Eliminating the “Yuck Factor” in Composting
Do your residents complain that food scraps recycling is messy or stinky? It doesn’t have to be. Oakland residents have been setting aside food scraps for weekly composting collection since 2005. Here are a few tips from the field to help you and your residents create a successful compost collection program at your building.
Paper is the first line of defense against odors. It is a compostable and absorbent material that can help to reduce odor in the kitchen pail or green cart. Many paper products are readily available in the home for reuse in the kitchen pail. Consider the list of common products below, which you and your residents may use to overcome the “yuck factor.“
Newspaper—Two sheets from a newspaper can create a completely organic compostable liner for residents’ kitchen pails. A short video on the East Bay Rental Housing Association website (www.ebrha.com/zerowaste) shows how in a few simple folds, the newspaper becomes a bag to line the kitchen pail. Using newspaper as a liner reduces the need to wash out the kitchen pail each time it is emptied.
Paper Bags—To transport food scraps to the compost cart, simply tip the kitchen pail over an open grocery store-style paper bag to dump its contents. The paper bag is a convenient solution for bringing food scraps from an apartment or condo to the compost cart. Paper bags in the compost cart also help to reduce mess and odor by containing the food scraps and absorbing moisture and smells.
Paper Food Containers—In place of the free kitchen pail available from Waste Management (see sidebar), residents may use a variety of food product containers made from paper. The half-gallon ice cream or used take-out food carton is a great way to collect food scraps. Some people even use an empty cereal box. Tossing rather than emptying these containers into the compost cart help to reduce odor and contain the food to eliminate the mess.

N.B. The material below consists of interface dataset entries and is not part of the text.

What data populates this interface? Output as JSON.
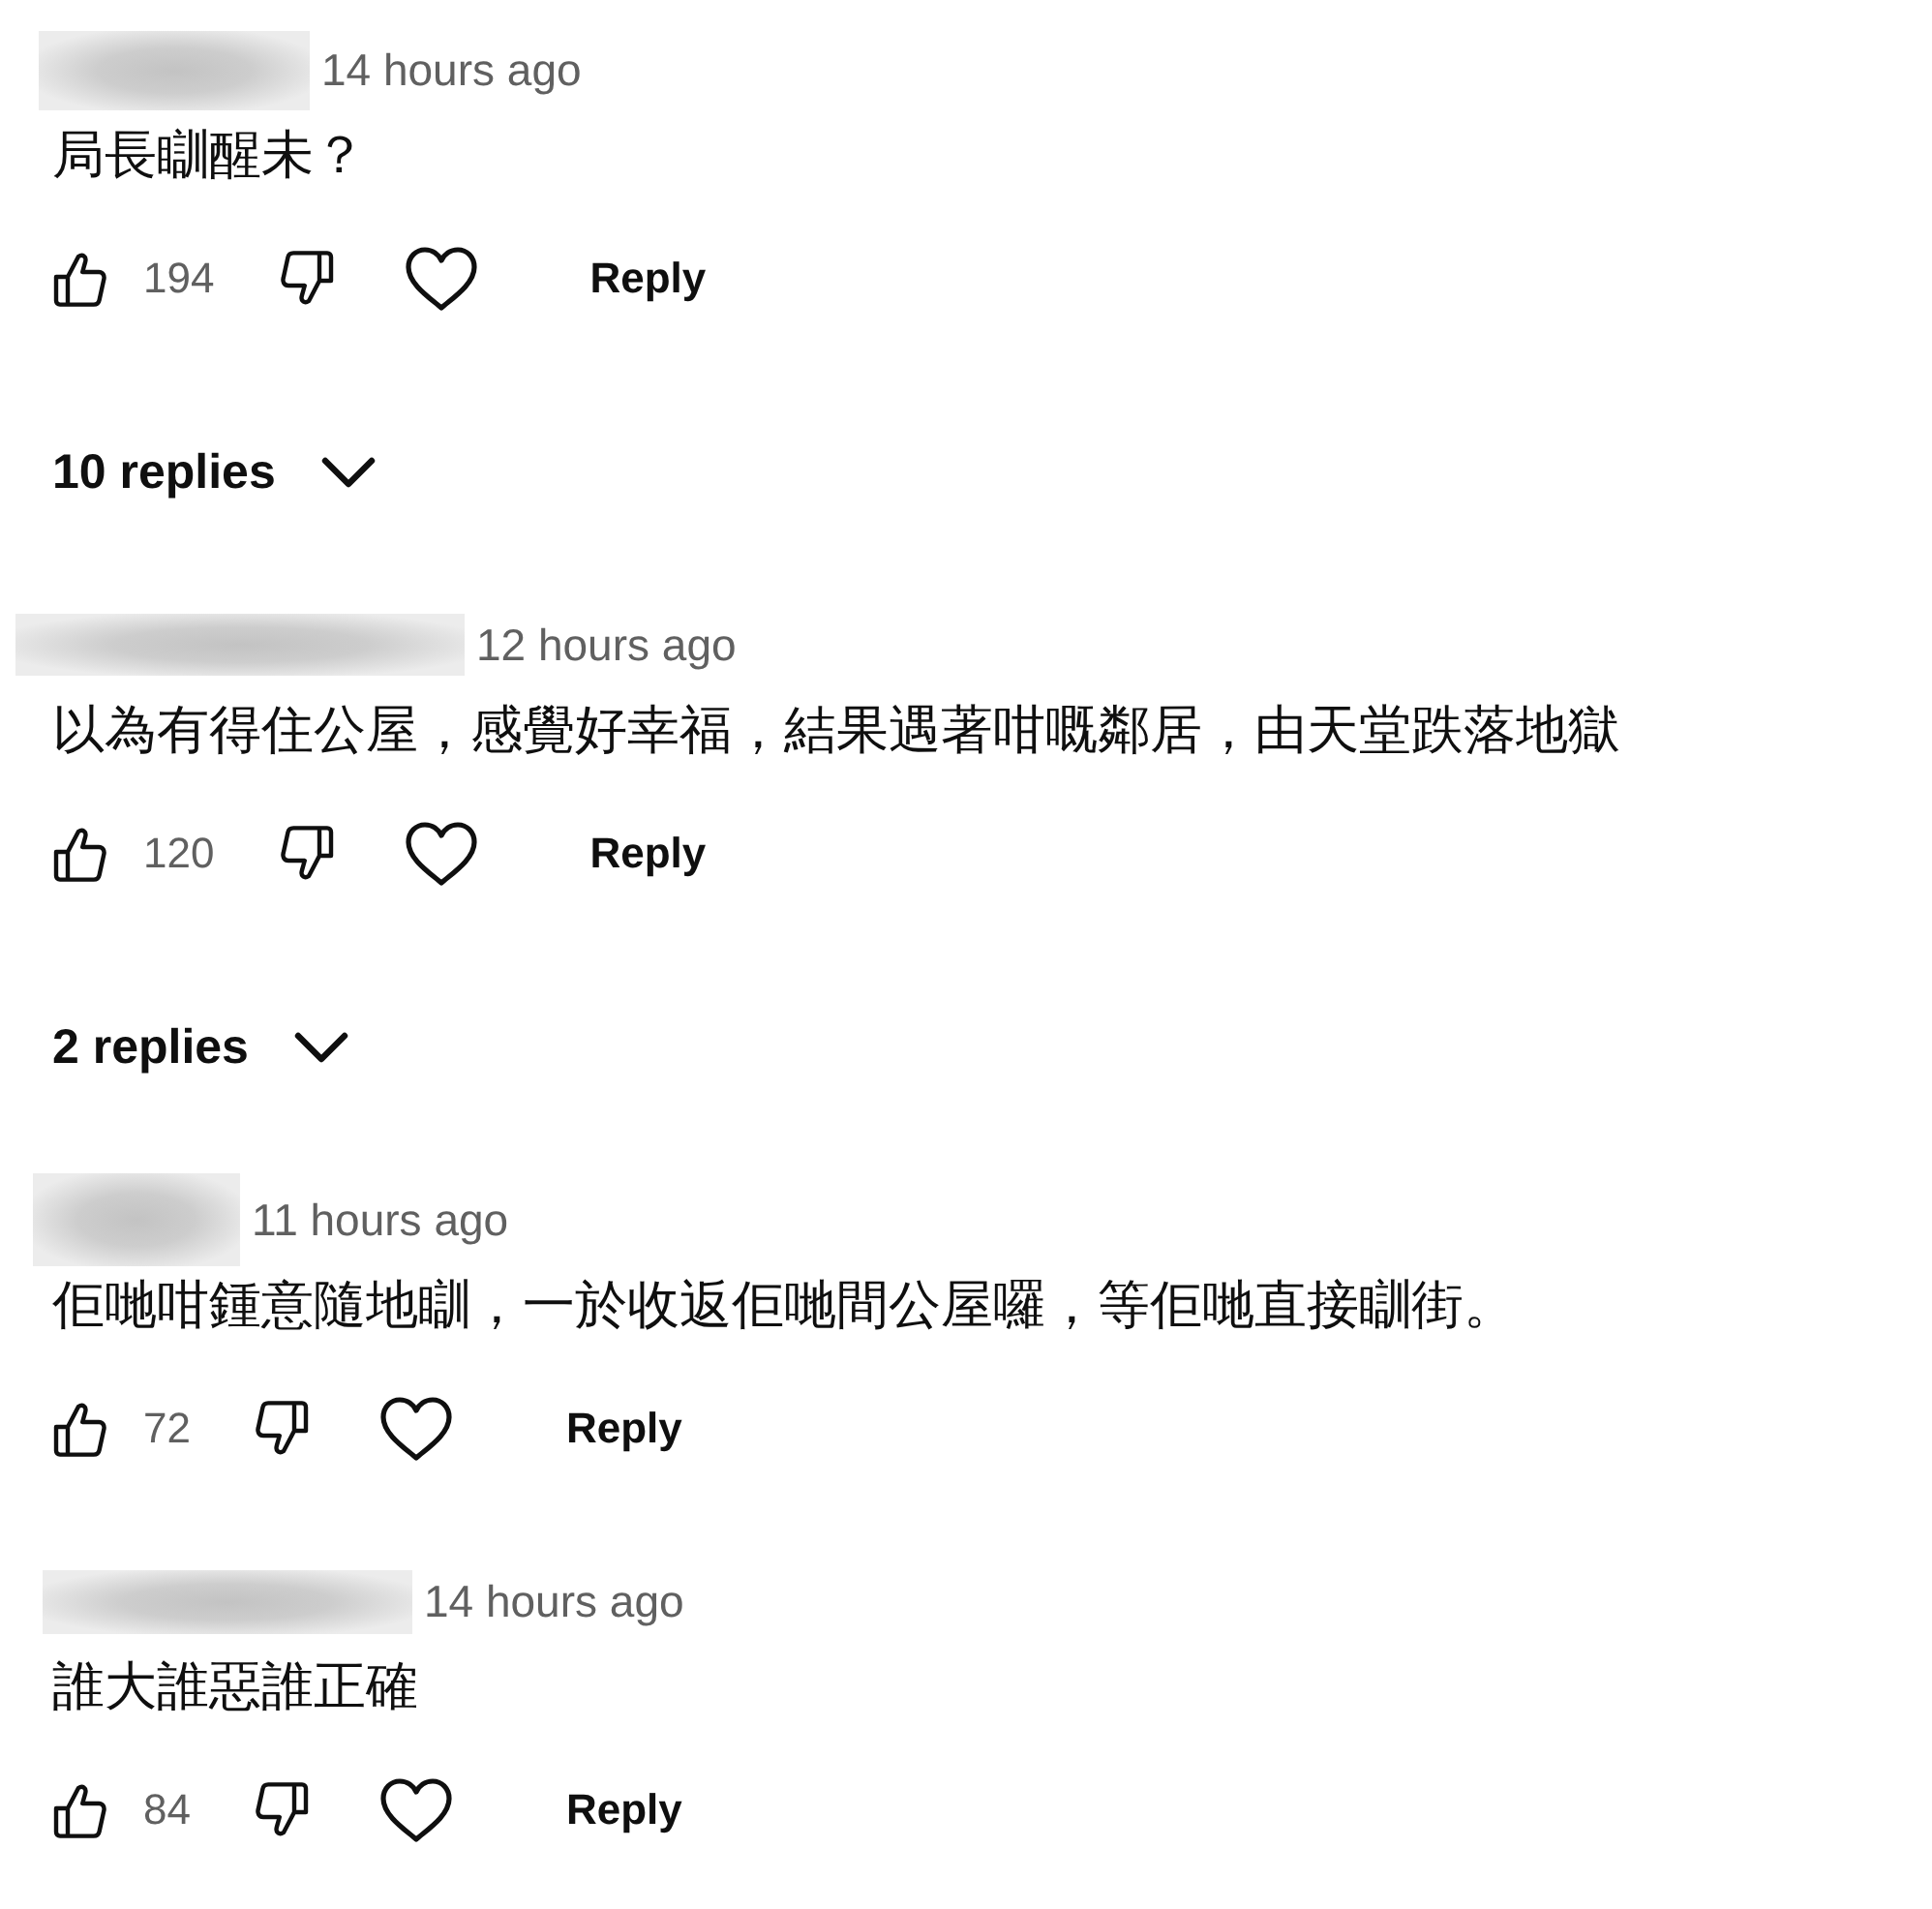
{
  "comments": [
    {
      "time": "14 hours ago",
      "text": "局長瞓醒未？",
      "likes": "194",
      "reply_label": "Reply",
      "replies": "10 replies"
    },
    {
      "time": "12 hours ago",
      "text": "以為有得住公屋，感覺好幸福，結果遇著咁嘅鄰居，由天堂跌落地獄",
      "likes": "120",
      "reply_label": "Reply",
      "replies": "2 replies"
    },
    {
      "time": "11 hours ago",
      "text": "佢哋咁鍾意隨地瞓，一於收返佢哋間公屋囉，等佢哋直接瞓街。",
      "likes": "72",
      "reply_label": "Reply"
    },
    {
      "time": "14 hours ago",
      "text": "誰大誰惡誰正確",
      "likes": "84",
      "reply_label": "Reply"
    }
  ]
}
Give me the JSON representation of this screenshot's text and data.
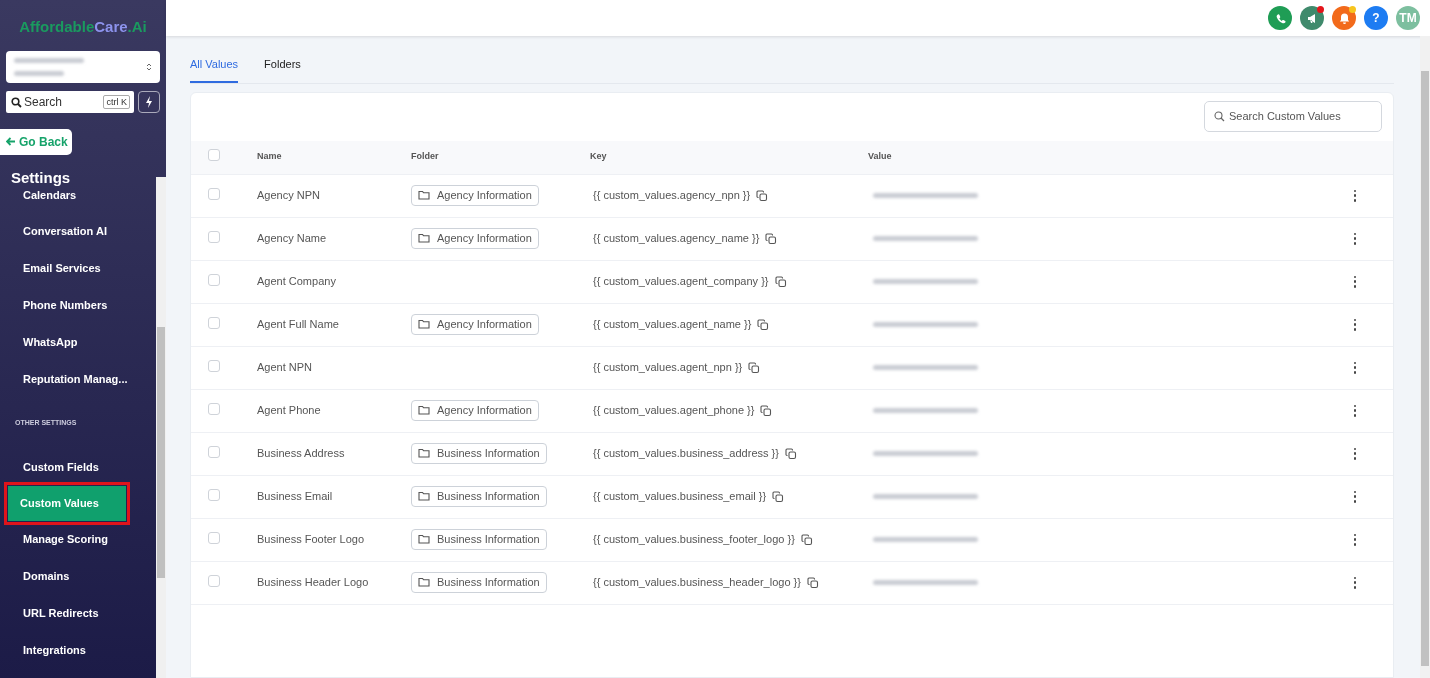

Cardboard—A simple way to help keep the compost cart clean is to line it each week with a piece of cardboard at the bottom. Instead of recycling all the cardboard boxes from your next move-in, set some aside for lining the compost cart. The cardboard keeps food from caking on the bottom of the cart, minimizing odors and flies.
Shredded Paper—Place shredded paper along with food scraps in the collection cart. The paper soaks up extra liquid and easily covers exposed material. If an on-site management office is a source of shredded paper, put a bag of shredded paper next to the collection cart for residents to use to cover their material throughout the week.
Paper Towels and Napkins—Paper towels and napkins absorb moisture and reduce any food smells. Once used in the kitchen, line the bottom of the food scraps pail and continue to add used paper towels and napkins along with other food scraps.
Compostable Plastic Bags—If you or your residents want to contain food scraps in compostable plastic bags, please be sure to use products with the Biodegradable Products Institute (BPI) seal; this non-profit organization tests products to determine if they truly are compostable. Compostable plastic bags are made of a special material that is designed to hold food scraps and other compostable material securely during collection, then compost completely once the bag is processed in a commercial composting facility.
BPI defines compostable products as those that “can be broken down by microorganisms during the composting process… and leave no visible, distinguishable, or toxic residue.” Some bags may claim to be “biodegradable, bio-based, degradable, environmentally friendly, etc.,” but only “compostable” bags will actually break down as required.
There are a variety of compostable bags, some small enough to line residents’ kitchen pails and others large enough to line your building’s 32 or 64-gallon compost cart. For a complete list of BPI-certified products visit their website, bpiworld.org or visit OaklandRecycles.com for a link to their product catalog.
Other Tools—To help you and your tenants discover how easy food scraps recycling can be, a short video produced by Waste Management will soon be available for viewing in English, Spanish, Cantonese and Vietnamese on EBRHA.com/zerowaste. A multi-lingual how-to guide in the free kitchen pail is also available from Waste Management along with posters of what goes where, to install in common rooms and above carts and bins. You may request them online at EBRHA.com/zerowaste.
Food scraps recycling doesn’t have to be “yucky.” Food has always been part of what residents throw away; now it just has its own collection cart. Engaging with your tenants to determine what works best for your property – a compostable bag-lined compost cart, paper-lined kitchen pails or some combination of the tips above – will lead to greater participation. Increased participation could also result in less trash so that you may be able to reduce your trash service to save on your bills. The environmental benefits that come from creating soil-nourishing compost and eliminating greenhouse gas-producing food from our landfills are also important to our community. Diverting organic and recyclable material away from landfills is the goal of our Oakland Recycles services and the City’s zero waste program. Together, we will create a greener, cleaner environment without the “yuck factor.” rh
Karen Stern is the Waste Management of Alameda County Communications Manager and is a members of the Oakland Recycles team, responsible for the launch of the new Zero Waste collection services that went into effect July 1, 2015. She can be reached at .